I sent my completed copy edits back to my publisher last week. It was time; I was on the brink of mental fatigue. "The hardest part is over now," she texted me. "Let us take Alice from you now, and you have a break."
I've since done something that feels like a first: I've allowed myself to rest, without feeling guilty. Without feeling like I should be 'doing' something. Without being swallowed by anxiety. I've been careful to keep a structure to my days, rather than what I've done in the past after working intensely and coming to a sudden stop, which is fall headfirst into self-destructive thoughts and emotions. I've continued to show up but rather than for my novel, it's been for self-care and self-compassion. And it's been whatever I've been able to manage. Like mediating, for 10 minutes every day, because my mind is worn out and that amount of time feels right. I've run for 7 days in a row, for 20-25 minutes a time, because that feels like the length my body can do and benefit from. I've taken Epsom salt baths. I've bought my groceries online (delivery!). I've started catching up on life admin and emails. I've ordered take away dinners from my favourite vegan Indian restaurant. I've been to see my osteo because she holds me together. I've watched The Perks of Being A Wallflower. And Magic Mike XXL. I've kept very close to gratitude. And, I've started reading again for pure pleasure. Which has been gilded by what's pictured here: hot coconut oil hair treatment, a bucket of tea, and Sam's pjs, because they're so comfy, but mostly because, Super(wo)man.
Also, if Vera is right, which I think she is, and good books being read opens doors in the world to allow in more light, I don't plan on culling my To Be Read pile any time soon.
I hope you get every chance to soothe your worried, wearied edges this weekend, wildflowers. I hope you can go lightly.
HOLLY RINGLAND grew up barefoot and wild in her mother's tropical garden on the east coast of Australia.
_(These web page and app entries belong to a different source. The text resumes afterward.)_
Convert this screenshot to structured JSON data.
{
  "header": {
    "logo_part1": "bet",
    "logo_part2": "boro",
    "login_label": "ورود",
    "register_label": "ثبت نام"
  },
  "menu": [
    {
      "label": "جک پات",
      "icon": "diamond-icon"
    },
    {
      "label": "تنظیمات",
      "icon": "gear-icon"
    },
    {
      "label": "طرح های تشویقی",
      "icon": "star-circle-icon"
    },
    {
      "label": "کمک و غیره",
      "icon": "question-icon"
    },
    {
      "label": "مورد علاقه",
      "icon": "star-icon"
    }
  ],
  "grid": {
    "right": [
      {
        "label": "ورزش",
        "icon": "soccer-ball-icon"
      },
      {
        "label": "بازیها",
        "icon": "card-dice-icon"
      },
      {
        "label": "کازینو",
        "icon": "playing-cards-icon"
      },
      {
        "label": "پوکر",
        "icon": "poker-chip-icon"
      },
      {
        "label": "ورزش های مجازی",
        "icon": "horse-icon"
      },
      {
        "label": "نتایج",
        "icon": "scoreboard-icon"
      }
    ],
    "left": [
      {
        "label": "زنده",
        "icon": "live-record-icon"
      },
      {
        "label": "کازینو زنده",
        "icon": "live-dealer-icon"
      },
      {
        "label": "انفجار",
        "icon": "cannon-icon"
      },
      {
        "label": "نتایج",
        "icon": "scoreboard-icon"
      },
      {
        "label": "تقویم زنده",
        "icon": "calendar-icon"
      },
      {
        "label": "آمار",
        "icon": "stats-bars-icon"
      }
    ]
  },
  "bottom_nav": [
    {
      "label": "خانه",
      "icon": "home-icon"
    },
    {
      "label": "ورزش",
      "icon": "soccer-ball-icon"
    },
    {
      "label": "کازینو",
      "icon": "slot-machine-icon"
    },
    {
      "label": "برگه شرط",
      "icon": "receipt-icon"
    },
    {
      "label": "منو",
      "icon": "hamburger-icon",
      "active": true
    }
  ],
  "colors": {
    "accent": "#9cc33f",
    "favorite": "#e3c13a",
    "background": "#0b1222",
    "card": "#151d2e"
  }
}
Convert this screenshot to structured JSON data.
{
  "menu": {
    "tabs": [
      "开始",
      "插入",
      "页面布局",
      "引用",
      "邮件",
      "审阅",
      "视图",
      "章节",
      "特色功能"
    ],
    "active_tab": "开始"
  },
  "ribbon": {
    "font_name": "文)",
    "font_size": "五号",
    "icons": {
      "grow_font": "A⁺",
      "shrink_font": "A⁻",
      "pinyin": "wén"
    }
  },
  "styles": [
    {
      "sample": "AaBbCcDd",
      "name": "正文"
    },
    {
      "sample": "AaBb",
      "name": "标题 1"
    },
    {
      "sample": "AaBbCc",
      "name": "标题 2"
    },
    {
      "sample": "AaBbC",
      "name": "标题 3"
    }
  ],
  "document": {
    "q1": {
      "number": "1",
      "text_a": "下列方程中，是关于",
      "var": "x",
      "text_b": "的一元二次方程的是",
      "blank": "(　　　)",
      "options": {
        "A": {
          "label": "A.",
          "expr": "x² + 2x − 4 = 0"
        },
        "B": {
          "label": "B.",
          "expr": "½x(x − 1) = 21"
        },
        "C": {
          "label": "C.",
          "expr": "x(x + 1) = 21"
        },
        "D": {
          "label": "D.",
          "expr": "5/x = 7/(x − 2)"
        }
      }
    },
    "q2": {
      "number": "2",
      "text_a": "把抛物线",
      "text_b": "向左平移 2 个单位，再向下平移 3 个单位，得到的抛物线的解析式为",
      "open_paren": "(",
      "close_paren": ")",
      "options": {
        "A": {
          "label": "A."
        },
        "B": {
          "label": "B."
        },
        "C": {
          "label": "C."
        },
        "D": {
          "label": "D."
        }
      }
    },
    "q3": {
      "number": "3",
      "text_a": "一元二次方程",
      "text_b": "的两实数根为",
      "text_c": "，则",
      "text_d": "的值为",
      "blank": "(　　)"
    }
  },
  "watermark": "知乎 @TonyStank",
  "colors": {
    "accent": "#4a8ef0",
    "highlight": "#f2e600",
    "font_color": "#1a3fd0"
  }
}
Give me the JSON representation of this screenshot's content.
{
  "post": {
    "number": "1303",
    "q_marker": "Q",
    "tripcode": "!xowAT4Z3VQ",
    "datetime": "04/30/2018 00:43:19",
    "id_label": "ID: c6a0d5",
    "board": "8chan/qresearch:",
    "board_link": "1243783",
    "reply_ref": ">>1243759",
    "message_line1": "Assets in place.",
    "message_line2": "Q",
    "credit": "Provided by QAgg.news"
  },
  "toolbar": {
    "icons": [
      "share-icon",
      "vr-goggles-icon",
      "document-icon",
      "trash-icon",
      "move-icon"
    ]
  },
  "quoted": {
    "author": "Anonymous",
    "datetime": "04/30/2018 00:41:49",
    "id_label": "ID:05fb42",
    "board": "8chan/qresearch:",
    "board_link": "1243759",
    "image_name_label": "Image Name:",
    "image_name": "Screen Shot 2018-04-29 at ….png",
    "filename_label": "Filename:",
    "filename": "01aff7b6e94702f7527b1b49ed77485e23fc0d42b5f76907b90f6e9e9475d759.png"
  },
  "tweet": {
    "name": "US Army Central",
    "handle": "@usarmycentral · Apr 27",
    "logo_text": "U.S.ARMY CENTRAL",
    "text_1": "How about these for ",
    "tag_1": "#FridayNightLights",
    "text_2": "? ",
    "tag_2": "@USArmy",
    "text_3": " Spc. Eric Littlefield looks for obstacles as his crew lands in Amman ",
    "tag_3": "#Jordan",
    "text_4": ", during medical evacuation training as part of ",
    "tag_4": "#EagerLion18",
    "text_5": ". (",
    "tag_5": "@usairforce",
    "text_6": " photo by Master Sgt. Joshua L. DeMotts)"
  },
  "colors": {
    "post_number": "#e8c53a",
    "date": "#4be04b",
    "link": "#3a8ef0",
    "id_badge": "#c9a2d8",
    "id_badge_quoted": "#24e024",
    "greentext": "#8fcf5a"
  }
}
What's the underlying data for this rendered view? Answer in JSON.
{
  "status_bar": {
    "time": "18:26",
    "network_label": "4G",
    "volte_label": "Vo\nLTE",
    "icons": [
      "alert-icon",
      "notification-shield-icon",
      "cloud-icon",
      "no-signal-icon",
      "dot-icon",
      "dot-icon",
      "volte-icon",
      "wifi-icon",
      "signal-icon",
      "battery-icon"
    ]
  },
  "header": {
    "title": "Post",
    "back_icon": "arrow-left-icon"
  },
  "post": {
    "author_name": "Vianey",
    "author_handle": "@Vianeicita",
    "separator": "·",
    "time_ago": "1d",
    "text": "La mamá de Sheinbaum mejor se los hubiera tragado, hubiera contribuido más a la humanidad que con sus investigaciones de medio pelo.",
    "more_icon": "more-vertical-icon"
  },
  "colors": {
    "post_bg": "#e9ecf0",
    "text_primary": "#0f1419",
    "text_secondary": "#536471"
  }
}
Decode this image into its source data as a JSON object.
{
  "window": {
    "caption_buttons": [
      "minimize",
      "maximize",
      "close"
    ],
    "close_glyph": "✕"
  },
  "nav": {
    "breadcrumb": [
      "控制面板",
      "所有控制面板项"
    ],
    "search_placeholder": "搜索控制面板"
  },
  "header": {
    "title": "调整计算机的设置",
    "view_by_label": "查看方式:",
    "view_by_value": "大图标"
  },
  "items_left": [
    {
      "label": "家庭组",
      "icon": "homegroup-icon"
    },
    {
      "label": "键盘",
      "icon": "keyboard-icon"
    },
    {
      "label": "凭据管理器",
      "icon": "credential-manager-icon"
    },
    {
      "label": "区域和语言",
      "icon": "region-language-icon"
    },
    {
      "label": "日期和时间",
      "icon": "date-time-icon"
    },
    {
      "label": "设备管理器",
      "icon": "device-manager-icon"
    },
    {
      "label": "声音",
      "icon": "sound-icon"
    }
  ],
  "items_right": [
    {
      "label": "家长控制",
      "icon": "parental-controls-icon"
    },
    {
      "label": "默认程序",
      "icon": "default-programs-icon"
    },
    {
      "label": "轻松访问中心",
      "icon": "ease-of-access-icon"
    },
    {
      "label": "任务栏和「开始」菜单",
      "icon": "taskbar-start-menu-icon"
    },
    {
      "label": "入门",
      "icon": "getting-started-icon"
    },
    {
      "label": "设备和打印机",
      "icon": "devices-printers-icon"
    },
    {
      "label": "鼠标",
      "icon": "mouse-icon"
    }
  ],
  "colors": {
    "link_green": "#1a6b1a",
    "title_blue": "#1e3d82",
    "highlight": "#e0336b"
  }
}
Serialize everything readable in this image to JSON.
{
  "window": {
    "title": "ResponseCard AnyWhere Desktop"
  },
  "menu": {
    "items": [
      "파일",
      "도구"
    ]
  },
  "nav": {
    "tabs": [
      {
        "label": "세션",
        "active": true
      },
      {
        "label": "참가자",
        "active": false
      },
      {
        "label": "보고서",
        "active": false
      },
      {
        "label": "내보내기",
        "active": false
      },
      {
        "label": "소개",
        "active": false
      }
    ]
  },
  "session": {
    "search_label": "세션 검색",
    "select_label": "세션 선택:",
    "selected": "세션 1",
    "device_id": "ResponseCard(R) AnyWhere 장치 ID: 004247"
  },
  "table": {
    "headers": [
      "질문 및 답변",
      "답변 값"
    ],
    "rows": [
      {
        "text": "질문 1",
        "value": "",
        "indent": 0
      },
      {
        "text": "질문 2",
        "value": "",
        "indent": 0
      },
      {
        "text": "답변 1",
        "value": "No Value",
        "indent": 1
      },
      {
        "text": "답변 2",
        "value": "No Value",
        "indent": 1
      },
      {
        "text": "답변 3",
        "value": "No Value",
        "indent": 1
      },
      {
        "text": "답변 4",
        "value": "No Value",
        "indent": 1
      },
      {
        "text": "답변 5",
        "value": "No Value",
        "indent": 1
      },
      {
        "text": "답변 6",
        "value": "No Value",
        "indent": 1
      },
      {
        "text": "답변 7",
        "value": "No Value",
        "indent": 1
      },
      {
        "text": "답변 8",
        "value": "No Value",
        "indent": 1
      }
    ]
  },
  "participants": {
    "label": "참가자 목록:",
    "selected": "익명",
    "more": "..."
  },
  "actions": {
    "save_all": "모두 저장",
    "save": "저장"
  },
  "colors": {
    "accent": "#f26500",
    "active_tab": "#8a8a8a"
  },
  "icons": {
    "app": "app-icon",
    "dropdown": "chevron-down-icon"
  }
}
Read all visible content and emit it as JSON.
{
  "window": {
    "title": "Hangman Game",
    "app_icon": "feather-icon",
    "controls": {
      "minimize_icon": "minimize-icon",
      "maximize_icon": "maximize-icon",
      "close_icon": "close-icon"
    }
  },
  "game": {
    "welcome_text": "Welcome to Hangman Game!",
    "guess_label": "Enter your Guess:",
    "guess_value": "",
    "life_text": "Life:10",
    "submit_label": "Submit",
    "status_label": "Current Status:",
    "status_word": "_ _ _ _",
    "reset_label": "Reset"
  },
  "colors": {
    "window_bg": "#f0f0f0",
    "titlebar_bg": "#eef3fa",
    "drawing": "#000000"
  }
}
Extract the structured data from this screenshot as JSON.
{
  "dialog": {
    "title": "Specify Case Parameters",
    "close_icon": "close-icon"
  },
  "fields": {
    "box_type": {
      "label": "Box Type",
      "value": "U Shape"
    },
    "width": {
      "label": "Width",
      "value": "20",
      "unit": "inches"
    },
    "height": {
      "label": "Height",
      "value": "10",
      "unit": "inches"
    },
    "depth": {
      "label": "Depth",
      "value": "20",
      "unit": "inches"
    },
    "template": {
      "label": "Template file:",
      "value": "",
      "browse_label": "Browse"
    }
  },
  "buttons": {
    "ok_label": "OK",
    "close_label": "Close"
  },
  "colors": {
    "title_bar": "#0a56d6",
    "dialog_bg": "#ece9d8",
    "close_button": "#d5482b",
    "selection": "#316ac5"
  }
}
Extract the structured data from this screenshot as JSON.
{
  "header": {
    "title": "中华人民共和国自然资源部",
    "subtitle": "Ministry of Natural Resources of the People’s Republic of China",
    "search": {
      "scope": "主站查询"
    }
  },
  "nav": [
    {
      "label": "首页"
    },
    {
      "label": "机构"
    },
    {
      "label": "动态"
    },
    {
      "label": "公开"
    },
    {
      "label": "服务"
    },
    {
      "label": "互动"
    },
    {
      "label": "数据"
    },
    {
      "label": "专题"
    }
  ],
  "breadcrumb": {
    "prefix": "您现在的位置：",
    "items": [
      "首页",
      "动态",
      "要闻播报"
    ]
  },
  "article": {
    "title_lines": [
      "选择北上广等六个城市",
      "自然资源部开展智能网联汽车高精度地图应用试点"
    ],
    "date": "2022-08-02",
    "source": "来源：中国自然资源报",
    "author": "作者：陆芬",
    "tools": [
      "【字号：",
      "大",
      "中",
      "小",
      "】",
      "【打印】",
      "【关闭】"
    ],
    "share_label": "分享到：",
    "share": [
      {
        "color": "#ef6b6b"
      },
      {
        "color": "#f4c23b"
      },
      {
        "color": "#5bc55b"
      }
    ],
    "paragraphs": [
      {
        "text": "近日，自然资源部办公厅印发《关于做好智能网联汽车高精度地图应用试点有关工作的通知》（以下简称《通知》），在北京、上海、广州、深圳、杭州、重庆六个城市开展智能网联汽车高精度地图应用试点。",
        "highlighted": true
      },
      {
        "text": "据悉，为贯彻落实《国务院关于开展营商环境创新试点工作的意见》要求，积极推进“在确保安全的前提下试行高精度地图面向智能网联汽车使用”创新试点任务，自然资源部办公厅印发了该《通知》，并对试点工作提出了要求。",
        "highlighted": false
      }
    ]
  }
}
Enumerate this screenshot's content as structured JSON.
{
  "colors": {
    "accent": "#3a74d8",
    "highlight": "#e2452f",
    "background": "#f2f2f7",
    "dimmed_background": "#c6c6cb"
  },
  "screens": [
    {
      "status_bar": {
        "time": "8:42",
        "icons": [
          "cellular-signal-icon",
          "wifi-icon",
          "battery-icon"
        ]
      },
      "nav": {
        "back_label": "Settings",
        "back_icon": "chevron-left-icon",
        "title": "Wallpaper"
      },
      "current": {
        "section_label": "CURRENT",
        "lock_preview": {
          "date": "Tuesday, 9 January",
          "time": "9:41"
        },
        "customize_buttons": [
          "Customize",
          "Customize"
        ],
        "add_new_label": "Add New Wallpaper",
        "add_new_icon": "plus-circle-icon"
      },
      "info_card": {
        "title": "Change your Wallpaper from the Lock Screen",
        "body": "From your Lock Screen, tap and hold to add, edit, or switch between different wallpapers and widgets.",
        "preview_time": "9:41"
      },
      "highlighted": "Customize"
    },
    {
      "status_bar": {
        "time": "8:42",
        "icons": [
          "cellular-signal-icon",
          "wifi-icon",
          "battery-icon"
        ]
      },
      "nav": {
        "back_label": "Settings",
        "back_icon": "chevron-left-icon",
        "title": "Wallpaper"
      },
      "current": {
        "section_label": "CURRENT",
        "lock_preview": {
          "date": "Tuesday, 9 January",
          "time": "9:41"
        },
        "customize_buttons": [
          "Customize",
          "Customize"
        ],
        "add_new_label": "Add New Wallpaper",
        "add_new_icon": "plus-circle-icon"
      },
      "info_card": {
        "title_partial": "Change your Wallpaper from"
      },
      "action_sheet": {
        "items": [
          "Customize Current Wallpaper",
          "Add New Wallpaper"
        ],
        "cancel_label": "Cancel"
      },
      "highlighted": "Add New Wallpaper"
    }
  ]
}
Her interest in cultures and stories was sparked by a two-year journey her family took in North America when she was nine years old, living in a camper van and travelling from one national park to another. In her twenties, Holly worked for four years in a remote Indigenous community in the central Australian desert. Moving to England in 2009, Holly obtained her MA in Creative Writing from the University of Manchester. Her essays and short fiction have been published in various anthologies and literary journals. She now lives between the UK and Australia. To any question ever asked of Holly about growing up, writing has always been the answer.